*Description of the task*.
Each line below is to be written out once more, precisely as given.

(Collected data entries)
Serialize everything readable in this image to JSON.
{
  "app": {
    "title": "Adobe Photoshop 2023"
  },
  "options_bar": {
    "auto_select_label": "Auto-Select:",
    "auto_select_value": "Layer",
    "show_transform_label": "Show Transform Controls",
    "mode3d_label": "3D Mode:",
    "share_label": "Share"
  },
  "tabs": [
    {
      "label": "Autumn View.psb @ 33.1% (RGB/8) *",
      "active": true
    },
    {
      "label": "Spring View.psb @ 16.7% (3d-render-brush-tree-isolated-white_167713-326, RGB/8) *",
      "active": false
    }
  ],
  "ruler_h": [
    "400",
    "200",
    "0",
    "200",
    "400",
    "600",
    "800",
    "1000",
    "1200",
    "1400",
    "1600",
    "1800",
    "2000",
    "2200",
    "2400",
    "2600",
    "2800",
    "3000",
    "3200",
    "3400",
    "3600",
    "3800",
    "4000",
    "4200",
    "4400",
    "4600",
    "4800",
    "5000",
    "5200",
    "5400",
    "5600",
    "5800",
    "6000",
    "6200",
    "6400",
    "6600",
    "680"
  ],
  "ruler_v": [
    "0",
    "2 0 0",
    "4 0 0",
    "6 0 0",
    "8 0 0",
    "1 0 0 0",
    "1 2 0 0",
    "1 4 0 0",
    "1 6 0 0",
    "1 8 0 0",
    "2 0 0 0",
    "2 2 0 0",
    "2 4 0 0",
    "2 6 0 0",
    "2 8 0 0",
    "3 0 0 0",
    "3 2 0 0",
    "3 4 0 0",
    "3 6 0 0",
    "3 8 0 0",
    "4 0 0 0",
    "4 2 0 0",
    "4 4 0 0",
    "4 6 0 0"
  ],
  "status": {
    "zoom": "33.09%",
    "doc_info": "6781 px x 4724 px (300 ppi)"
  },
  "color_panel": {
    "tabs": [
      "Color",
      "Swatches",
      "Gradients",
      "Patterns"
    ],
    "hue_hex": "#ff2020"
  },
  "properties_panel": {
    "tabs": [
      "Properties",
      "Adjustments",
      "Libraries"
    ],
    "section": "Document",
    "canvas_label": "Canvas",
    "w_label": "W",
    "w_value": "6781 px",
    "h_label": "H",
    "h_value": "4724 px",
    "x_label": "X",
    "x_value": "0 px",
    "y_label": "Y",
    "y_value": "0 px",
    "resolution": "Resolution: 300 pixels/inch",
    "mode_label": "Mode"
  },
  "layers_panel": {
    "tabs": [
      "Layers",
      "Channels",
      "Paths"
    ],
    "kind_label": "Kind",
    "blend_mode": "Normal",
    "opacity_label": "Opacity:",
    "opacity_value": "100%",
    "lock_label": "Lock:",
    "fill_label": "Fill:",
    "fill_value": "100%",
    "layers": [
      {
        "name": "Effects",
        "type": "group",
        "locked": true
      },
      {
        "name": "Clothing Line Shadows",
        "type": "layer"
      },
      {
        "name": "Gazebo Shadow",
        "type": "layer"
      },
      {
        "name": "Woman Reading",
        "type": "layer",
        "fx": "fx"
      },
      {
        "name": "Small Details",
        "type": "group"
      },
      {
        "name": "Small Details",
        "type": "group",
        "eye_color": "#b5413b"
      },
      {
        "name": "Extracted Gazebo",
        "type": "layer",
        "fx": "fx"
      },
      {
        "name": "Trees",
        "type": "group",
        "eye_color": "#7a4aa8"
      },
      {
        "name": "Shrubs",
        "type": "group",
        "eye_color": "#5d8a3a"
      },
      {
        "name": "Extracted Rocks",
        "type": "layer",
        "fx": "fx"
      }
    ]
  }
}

*Written response*.
Serialize everything readable in this image to JSON.
{
  "app": {
    "title": "Adobe Photoshop 2023"
  },
  "options_bar": {
    "auto_select_label": "Auto-Select:",
    "auto_select_value": "Layer",
    "show_transform_label": "Show Transform Controls",
    "mode3d_label": "3D Mode:",
    "share_label": "Share"
  },
  "tabs": [
    {
      "label": "Autumn View.psb @ 33.1% (RGB/8) *",
      "active": true
    },
    {
      "label": "Spring View.psb @ 16.7% (3d-render-brush-tree-isolated-white_167713-326, RGB/8) *",
      "active": false
    }
  ],
  "ruler_h": [
    "400",
    "200",
    "0",
    "200",
    "400",
    "600",
    "800",
    "1000",
    "1200",
    "1400",
    "1600",
    "1800",
    "2000",
    "2200",
    "2400",
    "2600",
    "2800",
    "3000",
    "3200",
    "3400",
    "3600",
    "3800",
    "4000",
    "4200",
    "4400",
    "4600",
    "4800",
    "5000",
    "5200",
    "5400",
    "5600",
    "5800",
    "6000",
    "6200",
    "6400",
    "6600",
    "680"
  ],
  "ruler_v": [
    "0",
    "2 0 0",
    "4 0 0",
    "6 0 0",
    "8 0 0",
    "1 0 0 0",
    "1 2 0 0",
    "1 4 0 0",
    "1 6 0 0",
    "1 8 0 0",
    "2 0 0 0",
    "2 2 0 0",
    "2 4 0 0",
    "2 6 0 0",
    "2 8 0 0",
    "3 0 0 0",
    "3 2 0 0",
    "3 4 0 0",
    "3 6 0 0",
    "3 8 0 0",
    "4 0 0 0",
    "4 2 0 0",
    "4 4 0 0",
    "4 6 0 0"
  ],
  "status": {
    "zoom": "33.09%",
    "doc_info": "6781 px x 4724 px (300 ppi)"
  },
  "color_panel": {
    "tabs": [
      "Color",
      "Swatches",
      "Gradients",
      "Patterns"
    ],
    "hue_hex": "#ff2020"
  },
  "properties_panel": {
    "tabs": [
      "Properties",
      "Adjustments",
      "Libraries"
    ],
    "section": "Document",
    "canvas_label": "Canvas",
    "w_label": "W",
    "w_value": "6781 px",
    "h_label": "H",
    "h_value": "4724 px",
    "x_label": "X",
    "x_value": "0 px",
    "y_label": "Y",
    "y_value": "0 px",
    "resolution": "Resolution: 300 pixels/inch",
    "mode_label": "Mode"
  },
  "layers_panel": {
    "tabs": [
      "Layers",
      "Channels",
      "Paths"
    ],
    "kind_label": "Kind",
    "blend_mode": "Normal",
    "opacity_label": "Opacity:",
    "opacity_value": "100%",
    "lock_label": "Lock:",
    "fill_label": "Fill:",
    "fill_value": "100%",
    "layers": [
      {
        "name": "Effects",
        "type": "group",
        "locked": true
      },
      {
        "name": "Clothing Line Shadows",
        "type": "layer"
      },
      {
        "name": "Gazebo Shadow",
        "type": "layer"
      },
      {
        "name": "Woman Reading",
        "type": "layer",
        "fx": "fx"
      },
      {
        "name": "Small Details",
        "type": "group"
      },
      {
        "name": "Small Details",
        "type": "group",
        "eye_color": "#b5413b"
      },
      {
        "name": "Extracted Gazebo",
        "type": "layer",
        "fx": "fx"
      },
      {
        "name": "Trees",
        "type": "group",
        "eye_color": "#7a4aa8"
      },
      {
        "name": "Shrubs",
        "type": "group",
        "eye_color": "#5d8a3a"
      },
      {
        "name": "Extracted Rocks",
        "type": "layer",
        "fx": "fx"
      }
    ]
  }
}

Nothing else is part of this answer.